Published online by Cambridge University Press: 12 March 2002
In February 1937, a peace between the Hadramawt sultanates, the Qu[ain]aytī and Kathīrī and their tribes, totally unprecedented in the history of that region, was brought about essentially by the efforts of two men: Sayyid Sir Abū Bakr al-Kāf and Harold Ingrams, the first political officer in Hadramawt. This peace was known universally thereafter as “Ingrams Peace”, although the word “truce” is much in evidence in the contemporary documents studied below.
The prime object of this article is to examine in some detail some of the contemporary British documents directly or indirectly relevant to the phenomenon (for such it undoubtedly was!) of the late 1930s–early 1940s called “Ingrams Peace”. It is quite unashamedly a view of events through British eyes, through the eyes of the key players in the drama. They are allowed as far as is possible to speak for themselves.
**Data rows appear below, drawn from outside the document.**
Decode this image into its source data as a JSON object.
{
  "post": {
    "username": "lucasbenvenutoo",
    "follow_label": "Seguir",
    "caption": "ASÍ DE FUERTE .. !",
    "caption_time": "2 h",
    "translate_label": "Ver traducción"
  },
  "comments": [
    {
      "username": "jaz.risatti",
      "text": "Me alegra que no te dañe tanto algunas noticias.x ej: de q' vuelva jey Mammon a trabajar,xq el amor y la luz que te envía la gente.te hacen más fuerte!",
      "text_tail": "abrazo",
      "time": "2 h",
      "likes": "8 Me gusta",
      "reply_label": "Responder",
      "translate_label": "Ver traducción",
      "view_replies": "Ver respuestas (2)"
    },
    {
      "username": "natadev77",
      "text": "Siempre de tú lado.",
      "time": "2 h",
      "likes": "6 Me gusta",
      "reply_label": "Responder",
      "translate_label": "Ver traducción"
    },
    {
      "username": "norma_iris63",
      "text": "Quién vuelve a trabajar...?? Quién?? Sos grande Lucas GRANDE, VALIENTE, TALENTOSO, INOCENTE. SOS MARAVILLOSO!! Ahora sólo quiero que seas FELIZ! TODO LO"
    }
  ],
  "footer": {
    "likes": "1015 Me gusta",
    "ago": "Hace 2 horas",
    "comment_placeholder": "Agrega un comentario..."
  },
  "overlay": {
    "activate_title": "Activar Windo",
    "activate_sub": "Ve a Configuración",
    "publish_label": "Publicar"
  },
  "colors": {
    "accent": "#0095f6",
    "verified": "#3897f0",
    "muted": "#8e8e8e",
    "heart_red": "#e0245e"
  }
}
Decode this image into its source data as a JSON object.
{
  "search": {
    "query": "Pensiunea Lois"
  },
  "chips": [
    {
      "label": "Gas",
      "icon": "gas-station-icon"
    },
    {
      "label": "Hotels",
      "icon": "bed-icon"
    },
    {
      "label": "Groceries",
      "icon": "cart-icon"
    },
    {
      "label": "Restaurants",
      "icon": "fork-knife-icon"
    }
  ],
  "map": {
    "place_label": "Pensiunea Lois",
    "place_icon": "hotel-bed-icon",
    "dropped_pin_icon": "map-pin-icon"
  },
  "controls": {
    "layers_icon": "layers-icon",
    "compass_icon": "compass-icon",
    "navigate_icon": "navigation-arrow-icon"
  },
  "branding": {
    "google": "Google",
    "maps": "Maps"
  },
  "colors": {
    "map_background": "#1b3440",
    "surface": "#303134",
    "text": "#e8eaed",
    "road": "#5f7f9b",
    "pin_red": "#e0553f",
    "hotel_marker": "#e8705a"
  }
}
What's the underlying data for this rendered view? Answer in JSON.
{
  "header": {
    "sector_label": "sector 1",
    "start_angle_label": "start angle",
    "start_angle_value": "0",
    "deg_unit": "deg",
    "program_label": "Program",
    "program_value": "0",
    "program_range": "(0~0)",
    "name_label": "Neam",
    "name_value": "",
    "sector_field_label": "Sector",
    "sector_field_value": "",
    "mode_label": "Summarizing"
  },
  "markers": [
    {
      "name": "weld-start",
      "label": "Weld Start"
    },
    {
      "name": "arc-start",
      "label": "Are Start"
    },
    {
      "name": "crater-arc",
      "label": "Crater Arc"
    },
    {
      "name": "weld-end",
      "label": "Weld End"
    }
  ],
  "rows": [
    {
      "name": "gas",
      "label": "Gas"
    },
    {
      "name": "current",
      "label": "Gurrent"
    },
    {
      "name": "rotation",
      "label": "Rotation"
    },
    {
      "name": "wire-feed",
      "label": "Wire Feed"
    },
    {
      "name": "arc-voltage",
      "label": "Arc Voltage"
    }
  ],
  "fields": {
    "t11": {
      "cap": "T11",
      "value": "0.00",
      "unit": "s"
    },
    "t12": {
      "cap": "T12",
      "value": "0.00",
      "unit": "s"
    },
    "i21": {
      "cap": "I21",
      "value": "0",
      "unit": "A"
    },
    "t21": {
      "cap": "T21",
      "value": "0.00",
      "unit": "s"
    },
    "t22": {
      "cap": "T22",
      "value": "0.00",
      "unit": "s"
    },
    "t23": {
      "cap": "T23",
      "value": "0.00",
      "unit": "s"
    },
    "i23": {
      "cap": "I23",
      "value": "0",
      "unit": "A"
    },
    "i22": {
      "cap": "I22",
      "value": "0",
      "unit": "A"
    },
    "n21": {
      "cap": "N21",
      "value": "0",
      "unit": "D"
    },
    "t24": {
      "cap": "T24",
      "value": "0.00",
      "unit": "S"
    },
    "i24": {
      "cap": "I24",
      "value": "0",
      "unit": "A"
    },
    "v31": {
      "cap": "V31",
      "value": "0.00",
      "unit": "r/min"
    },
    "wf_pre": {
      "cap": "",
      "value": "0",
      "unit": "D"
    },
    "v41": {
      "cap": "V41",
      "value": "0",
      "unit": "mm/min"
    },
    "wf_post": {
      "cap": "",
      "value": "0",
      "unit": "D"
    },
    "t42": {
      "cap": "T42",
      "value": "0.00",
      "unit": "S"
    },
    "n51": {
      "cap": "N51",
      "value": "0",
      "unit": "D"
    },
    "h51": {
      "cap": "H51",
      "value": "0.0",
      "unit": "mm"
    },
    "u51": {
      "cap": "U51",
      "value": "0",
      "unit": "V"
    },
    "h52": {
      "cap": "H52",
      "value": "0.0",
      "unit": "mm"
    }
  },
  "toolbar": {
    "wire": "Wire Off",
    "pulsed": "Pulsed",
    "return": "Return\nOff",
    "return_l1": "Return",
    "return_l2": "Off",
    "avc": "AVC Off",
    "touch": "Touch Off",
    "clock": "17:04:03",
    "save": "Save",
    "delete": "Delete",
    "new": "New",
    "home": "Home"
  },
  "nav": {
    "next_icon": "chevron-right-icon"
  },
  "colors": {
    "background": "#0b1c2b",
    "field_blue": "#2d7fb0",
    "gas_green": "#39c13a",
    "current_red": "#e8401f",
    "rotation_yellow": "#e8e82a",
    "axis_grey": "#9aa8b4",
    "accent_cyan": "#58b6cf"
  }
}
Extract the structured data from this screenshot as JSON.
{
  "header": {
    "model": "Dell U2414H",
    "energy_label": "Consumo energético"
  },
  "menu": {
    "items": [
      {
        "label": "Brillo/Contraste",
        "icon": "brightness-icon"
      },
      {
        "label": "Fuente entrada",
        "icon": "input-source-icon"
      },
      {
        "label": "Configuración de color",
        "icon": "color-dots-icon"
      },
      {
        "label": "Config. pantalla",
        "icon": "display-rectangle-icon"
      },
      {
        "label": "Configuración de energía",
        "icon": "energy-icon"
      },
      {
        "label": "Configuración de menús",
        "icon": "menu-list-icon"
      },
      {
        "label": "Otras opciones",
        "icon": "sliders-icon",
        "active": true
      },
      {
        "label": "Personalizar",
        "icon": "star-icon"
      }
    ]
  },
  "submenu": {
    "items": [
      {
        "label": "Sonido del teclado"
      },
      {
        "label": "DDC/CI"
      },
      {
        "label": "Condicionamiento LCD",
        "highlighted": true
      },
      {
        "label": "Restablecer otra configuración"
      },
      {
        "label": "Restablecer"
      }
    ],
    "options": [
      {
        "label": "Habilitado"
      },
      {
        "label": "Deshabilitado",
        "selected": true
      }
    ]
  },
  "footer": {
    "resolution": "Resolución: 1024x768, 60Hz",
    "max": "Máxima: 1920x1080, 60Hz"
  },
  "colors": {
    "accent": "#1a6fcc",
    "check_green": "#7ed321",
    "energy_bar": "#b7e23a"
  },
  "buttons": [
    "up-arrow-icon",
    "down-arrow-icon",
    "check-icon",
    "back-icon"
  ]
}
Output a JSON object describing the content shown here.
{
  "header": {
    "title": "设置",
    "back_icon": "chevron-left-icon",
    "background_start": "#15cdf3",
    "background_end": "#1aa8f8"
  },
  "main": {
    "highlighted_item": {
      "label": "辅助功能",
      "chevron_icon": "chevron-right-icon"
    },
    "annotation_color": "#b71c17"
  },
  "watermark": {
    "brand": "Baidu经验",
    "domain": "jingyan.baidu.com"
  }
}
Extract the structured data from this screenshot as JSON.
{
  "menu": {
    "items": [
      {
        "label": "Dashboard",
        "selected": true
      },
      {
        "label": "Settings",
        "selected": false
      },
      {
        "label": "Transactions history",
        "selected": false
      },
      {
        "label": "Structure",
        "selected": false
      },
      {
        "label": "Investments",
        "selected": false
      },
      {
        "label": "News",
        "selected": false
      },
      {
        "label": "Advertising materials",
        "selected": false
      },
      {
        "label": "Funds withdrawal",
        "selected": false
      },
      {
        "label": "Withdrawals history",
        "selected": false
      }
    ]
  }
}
Let us first introduce the characters involved and set the scene.
Taken from the Doreen Ingrams Memorial Lecture delivered to the Royal Asiatic Society on 11 May 2000.
1 Taken from the Doreen Ingrams Memorial Lecture delivered to the Royal Asiatic Society on 11 May 2000.